I’ve been chasing fitness since March. I’ve been developing a conspiracy theory of some physiological limitation, cardiac problem or lack of training that could explain what seems to be a very poor response to the training. I’ve openly wondered how many of those masters are on T.
Nonetheless, I’ve tried to architect a “peak” for Crit Week. I’ve backed off the volume, dialed down the intensity. I haven’t felt any better. If anything, I’ve felt like I’ve gone into full-on recovery. I’m tired and crabby. My legs hurt all the time. I’ll know later today if any of it worked.
Time is not on my side for that.

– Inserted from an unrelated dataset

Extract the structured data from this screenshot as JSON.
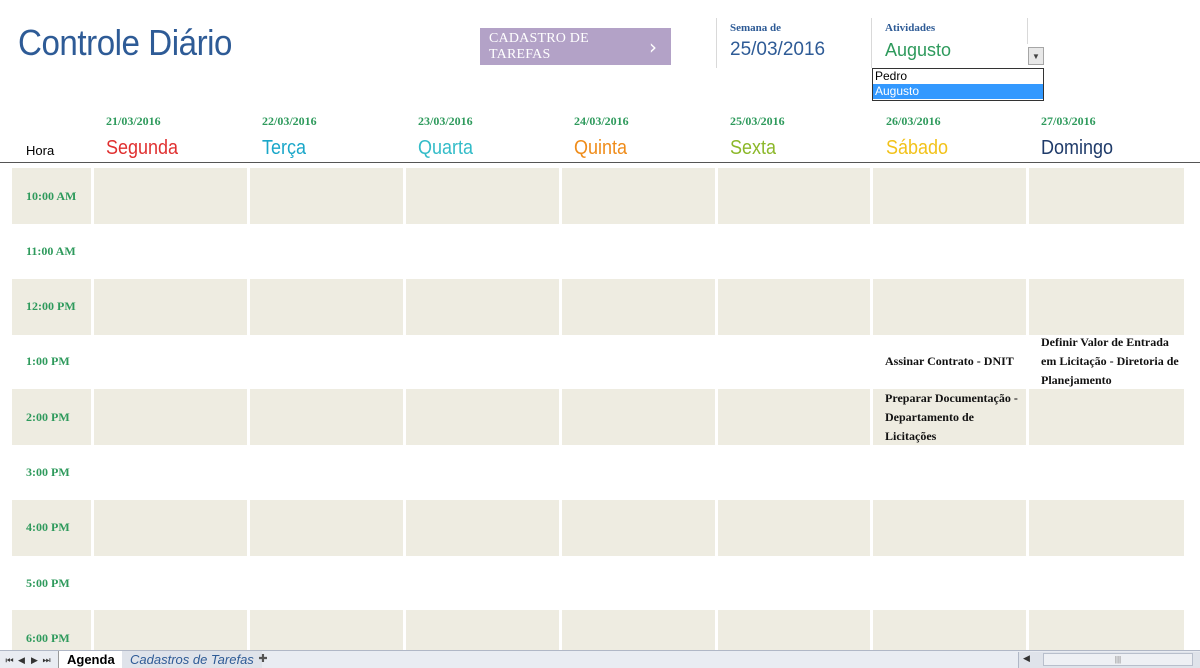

When I was an elite, national-caliber racer in my 20’s, it still took me thousands and thousands of kilometers before I could see an improvement. It took me more training than my competition to get to equivalent fitness . At my current age, I can only expect needing even more training to offset the age-related fitness loss, and more recovery to accommodate it. And there is really no room for that.
Still, I have the belief that I will at some point regain if not the form then at least the attitude I had in my younger days.
So I’ve reviewed the numbers, I’ve charted progress and results, I’ve reduced and extrapolated. The numbers lie. The metrics are bullshit. All that really matters is the will to get on the bike, to get out there and keep doing it, and to find some enjoyment and satisfaction in it.
I’ve suffered more and more willingly than in the recent past. In that there is pleasure. I’ve overcome some of the doubts while building up many more. The clock won’t turn backward.
So the strategy is clear for the Week. Instead of racing as hard as I can, I’m going to try to save as much energy as possible, spend it at the last possible minute.
And hope to do something spectacular.